[The input Boundary: Start]

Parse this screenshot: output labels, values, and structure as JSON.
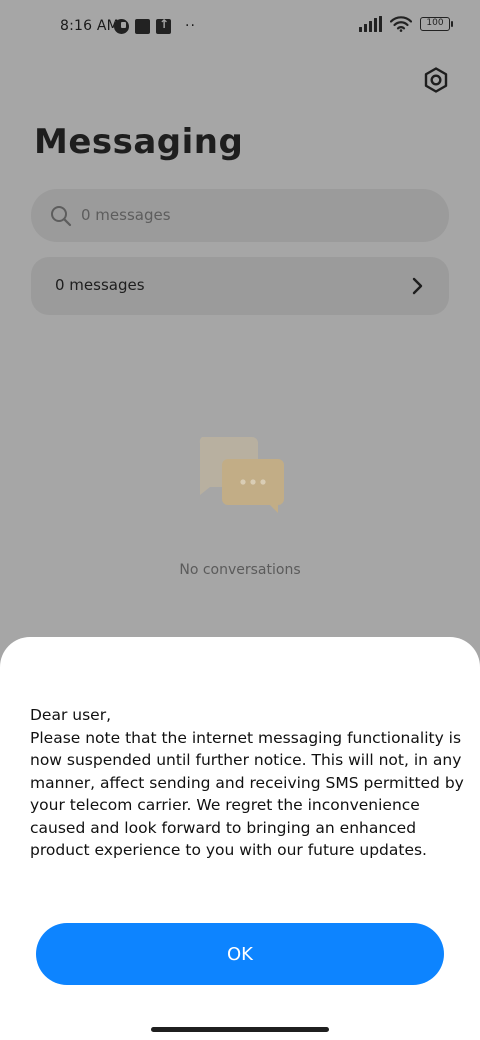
{
  "status_bar": {
    "time": "8:16 AM",
    "battery": "100",
    "more": "··"
  },
  "header": {
    "title": "Messaging",
    "settings_icon": "settings-hexagon-icon"
  },
  "search": {
    "placeholder": "0 messages",
    "icon": "search-icon"
  },
  "messages_row": {
    "label": "0 messages",
    "icon": "chevron-right-icon"
  },
  "empty_state": {
    "text": "No conversations",
    "illustration": "chat-bubbles-icon",
    "colors": {
      "back_bubble": "#b8b0a0",
      "front_bubble": "#c2ad86"
    }
  },
  "dialog": {
    "message": "Dear user,\nPlease note that the internet messaging functionality is now suspended until further notice. This will not, in any manner, affect sending and receiving SMS permitted by your telecom carrier. We regret the inconvenience caused and look forward to bringing an enhanced product experience to you with our future updates.",
    "ok_label": "OK",
    "accent_color": "#0d84ff"
  },
  "colors": {
    "scrim": "#a6a6a6",
    "sheet": "#ffffff"
  }
}
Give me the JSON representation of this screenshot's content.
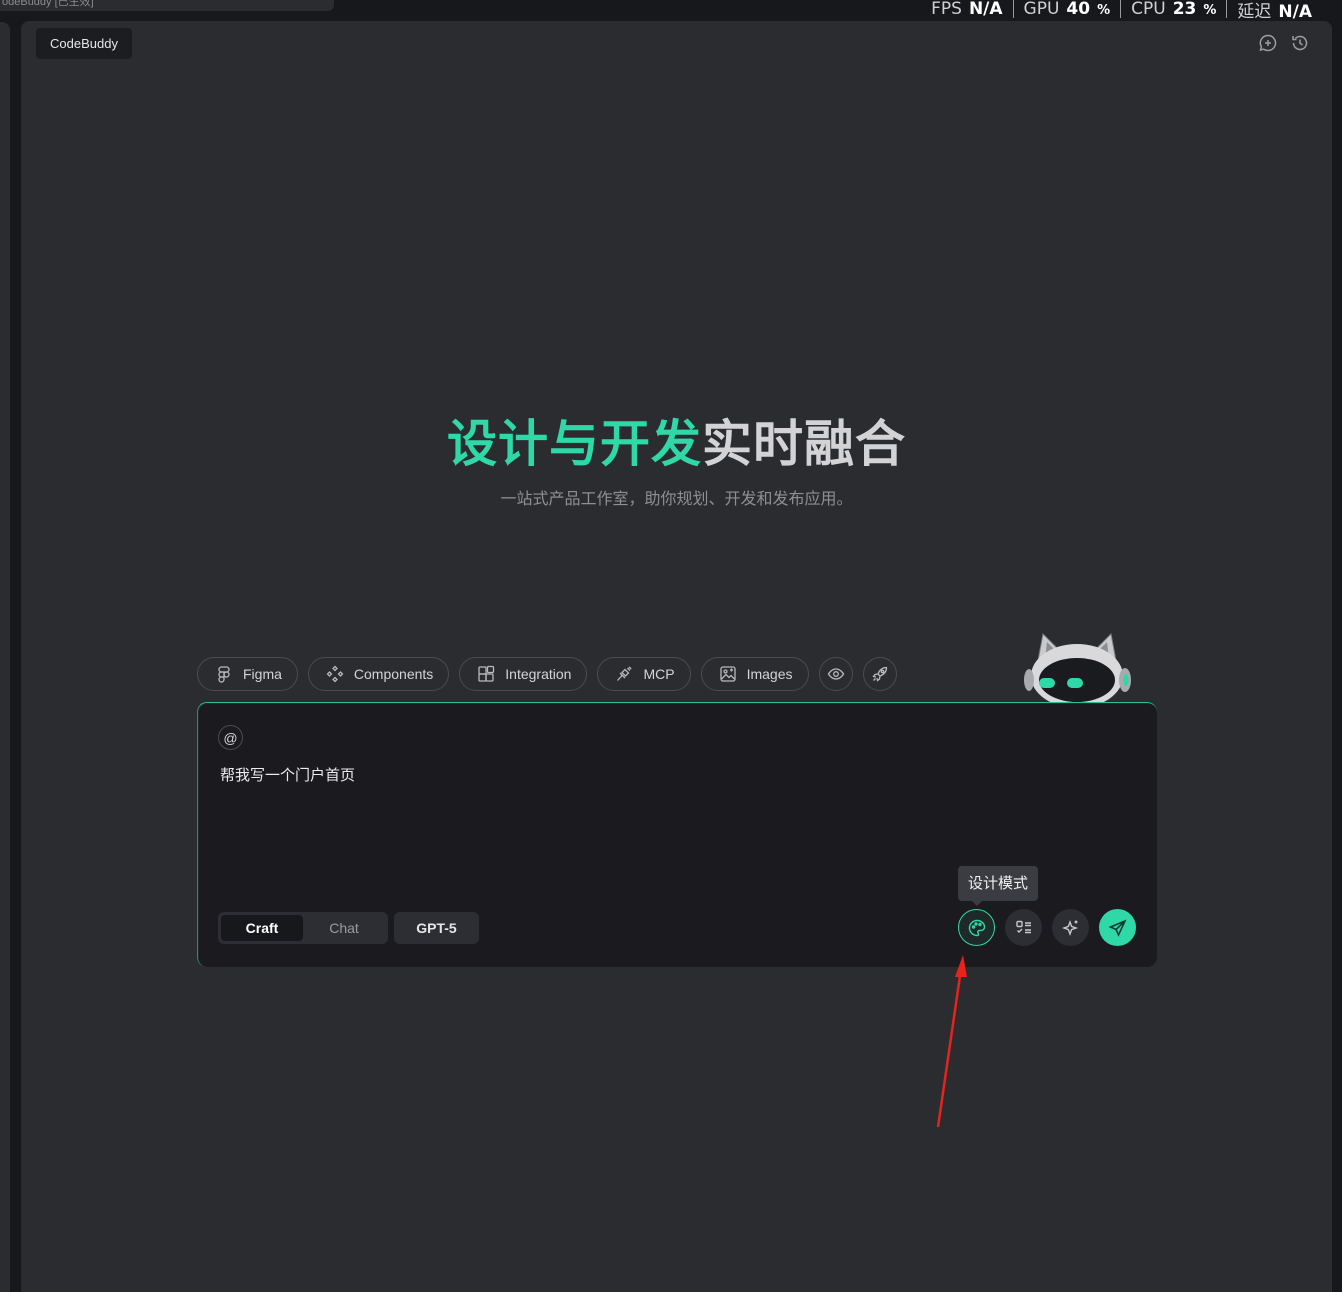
{
  "window": {
    "top_tab_text": "odeBuddy [已生效]",
    "perf": {
      "fps_label": "FPS",
      "fps_value": "N/A",
      "gpu_label": "GPU",
      "gpu_value": "40",
      "gpu_unit": "%",
      "cpu_label": "CPU",
      "cpu_value": "23",
      "cpu_unit": "%",
      "latency_label": "延迟",
      "latency_value": "N/A"
    }
  },
  "header": {
    "brand": "CodeBuddy",
    "icons": [
      "new-chat-icon",
      "history-icon"
    ]
  },
  "hero": {
    "title_accent": "设计与开发",
    "title_rest": "实时融合",
    "subtitle": "一站式产品工作室，助你规划、开发和发布应用。"
  },
  "chips": {
    "figma": "Figma",
    "components": "Components",
    "integration": "Integration",
    "mcp": "MCP",
    "images": "Images",
    "icons": [
      "figma-icon",
      "components-icon",
      "integration-icon",
      "mcp-plug-icon",
      "image-icon",
      "eye-icon",
      "rocket-icon"
    ]
  },
  "input": {
    "at_symbol": "@",
    "prompt": "帮我写一个门户首页",
    "modes": [
      "Craft",
      "Chat"
    ],
    "active_mode": "Craft",
    "model": "GPT-5",
    "tooltip": "设计模式"
  },
  "colors": {
    "accent": "#2fd8a7",
    "panel": "#2b2c30",
    "card": "#1b1b1f",
    "annotation": "#e8231c"
  }
}
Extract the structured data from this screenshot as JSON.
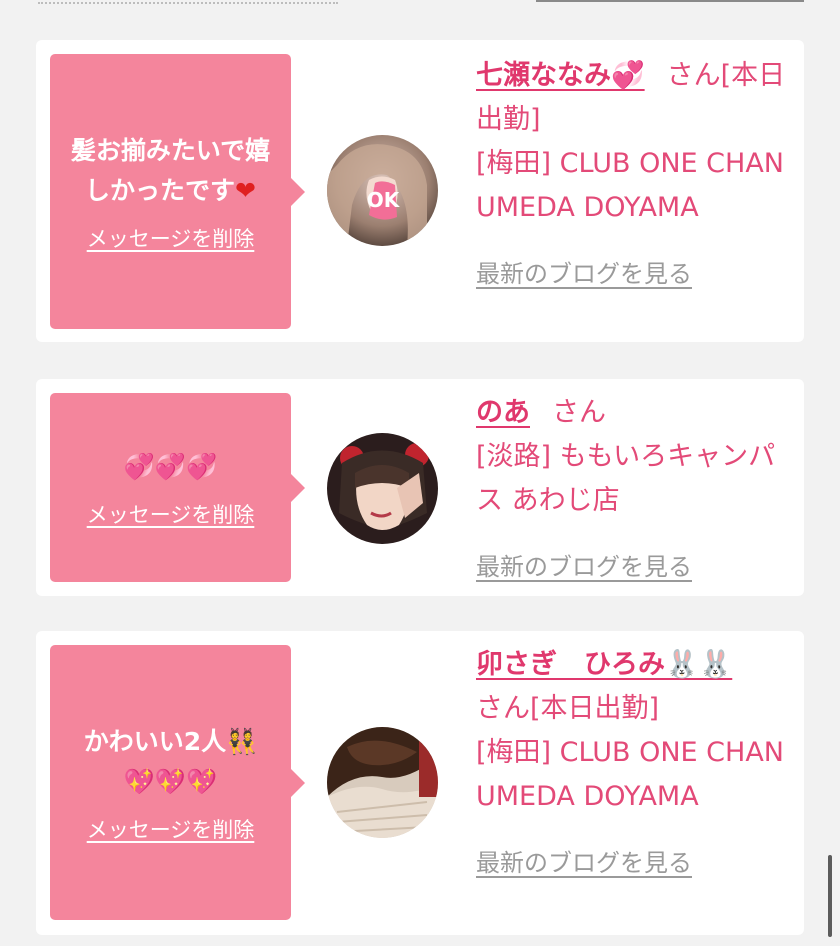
{
  "cards": [
    {
      "message": "髪お揃みたいで嬉しかったです❤️",
      "message_text": "髪お揃みたいで嬉しかったです",
      "message_emoji": "❤",
      "delete_label": "メッセージを削除",
      "name": "七瀬ななみ💞",
      "name_text": "七瀬ななみ",
      "name_emoji": "💞",
      "honorific": "さん[本日出勤]",
      "store": "[梅田] CLUB ONE CHAN UMEDA DOYAMA",
      "blog_label": "最新のブログを見る"
    },
    {
      "message": "💞💞💞",
      "delete_label": "メッセージを削除",
      "name": "のあ",
      "honorific": "さん",
      "store": "[淡路] ももいろキャンパス あわじ店",
      "blog_label": "最新のブログを見る"
    },
    {
      "message_line1": "かわいい2人👯",
      "message_line1_text": "かわいい2人",
      "message_line1_emoji": "👯",
      "message_line2": "💖💖💖",
      "delete_label": "メッセージを削除",
      "name": "卯さぎ　ひろみ🐰🐰",
      "name_text": "卯さぎ　ひろみ",
      "name_emoji": "🐰🐰",
      "honorific": "さん[本日出勤]",
      "store": "[梅田] CLUB ONE CHAN UMEDA DOYAMA",
      "blog_label": "最新のブログを見る"
    }
  ],
  "colors": {
    "bubble": "#f4859c",
    "accent_text": "#e34a78",
    "link_gray": "#9a9a9a",
    "background": "#f2f2f2"
  }
}
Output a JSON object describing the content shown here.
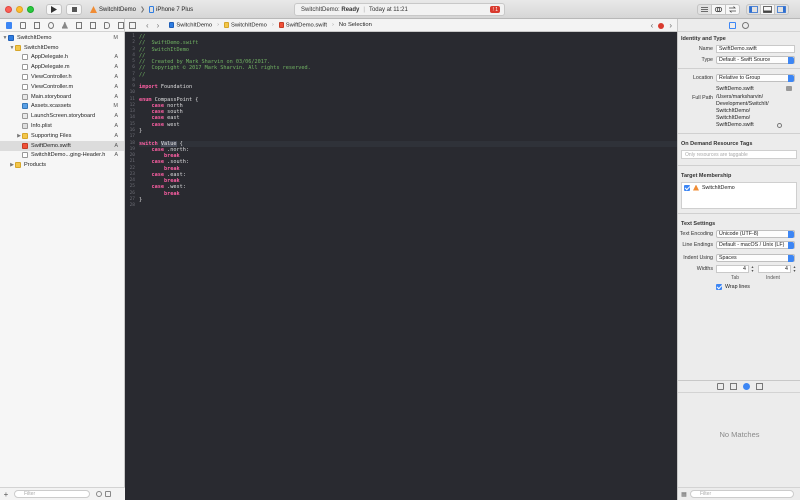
{
  "toolbar": {
    "scheme_name": "SwitchItDemo",
    "device": "iPhone 7 Plus",
    "status_project": "SwitchItDemo:",
    "status_state": "Ready",
    "status_time": "Today at 11:21",
    "error_count": "1"
  },
  "navigator": {
    "filter_placeholder": "Filter",
    "items": [
      {
        "label": "SwitchItDemo",
        "status": "M",
        "indent": 0,
        "disclosure": "▼",
        "icon": "proj"
      },
      {
        "label": "SwitchItDemo",
        "status": "",
        "indent": 1,
        "disclosure": "▼",
        "icon": "folder"
      },
      {
        "label": "AppDelegate.h",
        "status": "A",
        "indent": 2,
        "disclosure": "",
        "icon": "hfile"
      },
      {
        "label": "AppDelegate.m",
        "status": "A",
        "indent": 2,
        "disclosure": "",
        "icon": "mfile"
      },
      {
        "label": "ViewController.h",
        "status": "A",
        "indent": 2,
        "disclosure": "",
        "icon": "hfile"
      },
      {
        "label": "ViewController.m",
        "status": "A",
        "indent": 2,
        "disclosure": "",
        "icon": "mfile"
      },
      {
        "label": "Main.storyboard",
        "status": "A",
        "indent": 2,
        "disclosure": "",
        "icon": "sbfile"
      },
      {
        "label": "Assets.xcassets",
        "status": "M",
        "indent": 2,
        "disclosure": "",
        "icon": "assetfile"
      },
      {
        "label": "LaunchScreen.storyboard",
        "status": "A",
        "indent": 2,
        "disclosure": "",
        "icon": "sbfile"
      },
      {
        "label": "Info.plist",
        "status": "A",
        "indent": 2,
        "disclosure": "",
        "icon": "plistfile"
      },
      {
        "label": "Supporting Files",
        "status": "A",
        "indent": 2,
        "disclosure": "▶",
        "icon": "folder"
      },
      {
        "label": "SwiftDemo.swift",
        "status": "A",
        "indent": 2,
        "disclosure": "",
        "icon": "swiftfile",
        "selected": true
      },
      {
        "label": "SwitchItDemo...ging-Header.h",
        "status": "A",
        "indent": 2,
        "disclosure": "",
        "icon": "hfile"
      },
      {
        "label": "Products",
        "status": "",
        "indent": 1,
        "disclosure": "▶",
        "icon": "folder"
      }
    ]
  },
  "jumpbar": {
    "crumbs": [
      "SwitchItDemo",
      "SwitchItDemo",
      "SwiftDemo.swift",
      "No Selection"
    ]
  },
  "editor": {
    "highlight_line": 18,
    "lines": [
      [
        [
          "comment",
          "//"
        ]
      ],
      [
        [
          "comment",
          "//  SwiftDemo.swift"
        ]
      ],
      [
        [
          "comment",
          "//  SwitchItDemo"
        ]
      ],
      [
        [
          "comment",
          "//"
        ]
      ],
      [
        [
          "comment",
          "//  Created by Mark Sharvin on 03/06/2017."
        ]
      ],
      [
        [
          "comment",
          "//  Copyright © 2017 Mark Sharvin. All rights reserved."
        ]
      ],
      [
        [
          "comment",
          "//"
        ]
      ],
      [],
      [
        [
          "kw",
          "import"
        ],
        [
          "plain",
          " Foundation"
        ]
      ],
      [],
      [
        [
          "kw",
          "enum"
        ],
        [
          "plain",
          " CompassPoint {"
        ]
      ],
      [
        [
          "plain",
          "    "
        ],
        [
          "kw",
          "case"
        ],
        [
          "plain",
          " north"
        ]
      ],
      [
        [
          "plain",
          "    "
        ],
        [
          "kw",
          "case"
        ],
        [
          "plain",
          " south"
        ]
      ],
      [
        [
          "plain",
          "    "
        ],
        [
          "kw",
          "case"
        ],
        [
          "plain",
          " east"
        ]
      ],
      [
        [
          "plain",
          "    "
        ],
        [
          "kw",
          "case"
        ],
        [
          "plain",
          " west"
        ]
      ],
      [
        [
          "plain",
          "}"
        ]
      ],
      [],
      [
        [
          "kw",
          "switch"
        ],
        [
          "plain",
          " "
        ],
        [
          "sel",
          "Value"
        ],
        [
          "plain",
          " {"
        ]
      ],
      [
        [
          "plain",
          "    "
        ],
        [
          "kw",
          "case"
        ],
        [
          "plain",
          " .north:"
        ]
      ],
      [
        [
          "plain",
          "        "
        ],
        [
          "kw",
          "break"
        ]
      ],
      [
        [
          "plain",
          "    "
        ],
        [
          "kw",
          "case"
        ],
        [
          "plain",
          " .south:"
        ]
      ],
      [
        [
          "plain",
          "        "
        ],
        [
          "kw",
          "break"
        ]
      ],
      [
        [
          "plain",
          "    "
        ],
        [
          "kw",
          "case"
        ],
        [
          "plain",
          " .east:"
        ]
      ],
      [
        [
          "plain",
          "        "
        ],
        [
          "kw",
          "break"
        ]
      ],
      [
        [
          "plain",
          "    "
        ],
        [
          "kw",
          "case"
        ],
        [
          "plain",
          " .west:"
        ]
      ],
      [
        [
          "plain",
          "        "
        ],
        [
          "kw",
          "break"
        ]
      ],
      [
        [
          "plain",
          "}"
        ]
      ],
      []
    ]
  },
  "inspector": {
    "identity_title": "Identity and Type",
    "name_label": "Name",
    "name_value": "SwiftDemo.swift",
    "type_label": "Type",
    "type_value": "Default - Swift Source",
    "location_label": "Location",
    "location_value": "Relative to Group",
    "location_file": "SwiftDemo.swift",
    "fullpath_label": "Full Path",
    "fullpath_lines": [
      "/Users/marksharvin/",
      "Development/SwitchIt/",
      "SwitchItDemo/",
      "SwitchItDemo/",
      "SwiftDemo.swift"
    ],
    "odr_title": "On Demand Resource Tags",
    "odr_placeholder": "Only resources are taggable",
    "target_title": "Target Membership",
    "target_name": "SwitchItDemo",
    "text_title": "Text Settings",
    "encoding_label": "Text Encoding",
    "encoding_value": "Unicode (UTF-8)",
    "endings_label": "Line Endings",
    "endings_value": "Default - macOS / Unix (LF)",
    "indent_label": "Indent Using",
    "indent_value": "Spaces",
    "widths_label": "Widths",
    "tab_value": "4",
    "indent_width_value": "4",
    "tab_sublabel": "Tab",
    "indent_sublabel": "Indent",
    "wrap_label": "Wrap lines",
    "no_matches": "No Matches",
    "library_filter_placeholder": "Filter"
  }
}
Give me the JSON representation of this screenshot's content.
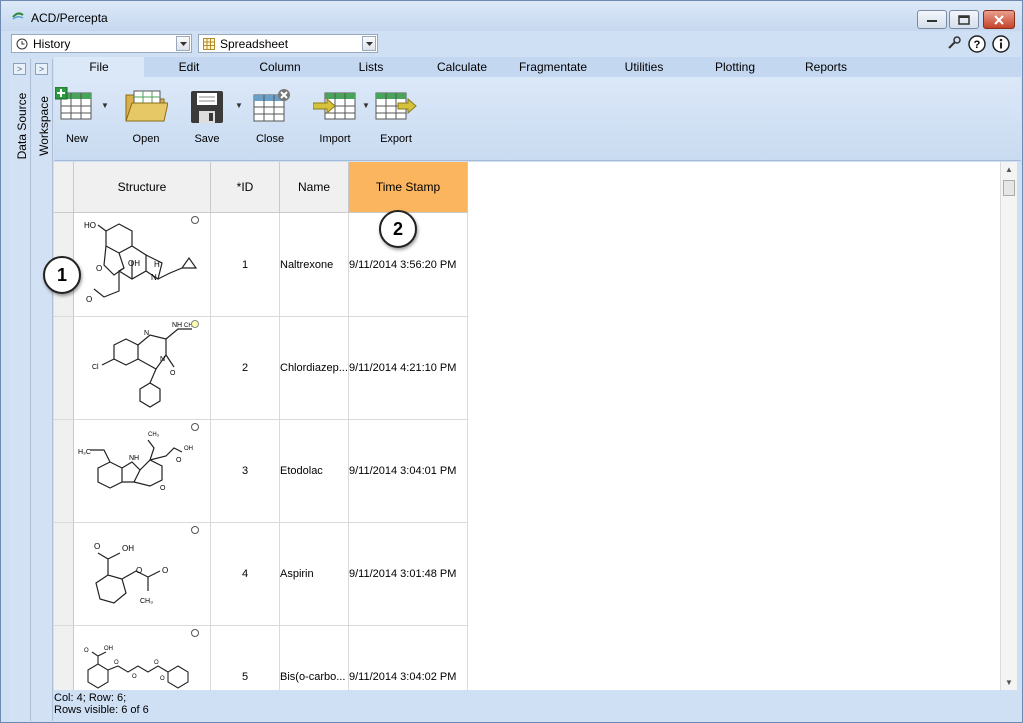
{
  "window": {
    "title": "ACD/Percepta",
    "accent_color": "#fbb55f"
  },
  "toolbar_top": {
    "history_label": "History",
    "view_label": "Spreadsheet"
  },
  "side_panels": {
    "data_source": "Data Source",
    "workspace": "Workspace"
  },
  "menu": {
    "tabs": [
      "File",
      "Edit",
      "Column",
      "Lists",
      "Calculate",
      "Fragmentate",
      "Utilities",
      "Plotting",
      "Reports"
    ],
    "active": "File"
  },
  "ribbon": {
    "buttons": [
      {
        "label": "New",
        "icon": "new-table-icon"
      },
      {
        "label": "Open",
        "icon": "open-folder-icon"
      },
      {
        "label": "Save",
        "icon": "floppy-disk-icon"
      },
      {
        "label": "Close",
        "icon": "close-table-icon"
      },
      {
        "label": "Import",
        "icon": "import-table-icon"
      },
      {
        "label": "Export",
        "icon": "export-table-icon"
      }
    ]
  },
  "grid": {
    "columns": [
      "Structure",
      "*ID",
      "Name",
      "Time Stamp"
    ],
    "selected_column": "Time Stamp",
    "rows": [
      {
        "id": "1",
        "name": "Naltrexone",
        "timestamp": "9/11/2014 3:56:20 PM"
      },
      {
        "id": "2",
        "name": "Chlordiazep...",
        "timestamp": "9/11/2014 4:21:10 PM"
      },
      {
        "id": "3",
        "name": "Etodolac",
        "timestamp": "9/11/2014 3:04:01 PM"
      },
      {
        "id": "4",
        "name": "Aspirin",
        "timestamp": "9/11/2014 3:01:48 PM"
      },
      {
        "id": "5",
        "name": "Bis(o-carbo...",
        "timestamp": "9/11/2014 3:04:02 PM"
      }
    ]
  },
  "molecule_labels": {
    "r1": [
      "HO",
      "OH",
      "H",
      "N",
      "O",
      "O"
    ],
    "r2": [
      "N",
      "NH",
      "CH₃",
      "Cl",
      "N",
      "O"
    ],
    "r3": [
      "H₃C",
      "CH₃",
      "NH",
      "OH",
      "O",
      "O"
    ],
    "r4": [
      "O",
      "OH",
      "O",
      "O",
      "CH₃"
    ],
    "r5": [
      "O",
      "OH",
      "O",
      "O",
      "O",
      "O"
    ]
  },
  "callouts": {
    "first": "1",
    "second": "2"
  },
  "status": {
    "position": "Col: 4; Row: 6;",
    "rows_visible": "Rows visible: 6 of 6"
  }
}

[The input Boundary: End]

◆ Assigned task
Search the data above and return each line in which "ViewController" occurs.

◆ Your response
        "label": "ViewController.h",
        "label": "ViewController.m",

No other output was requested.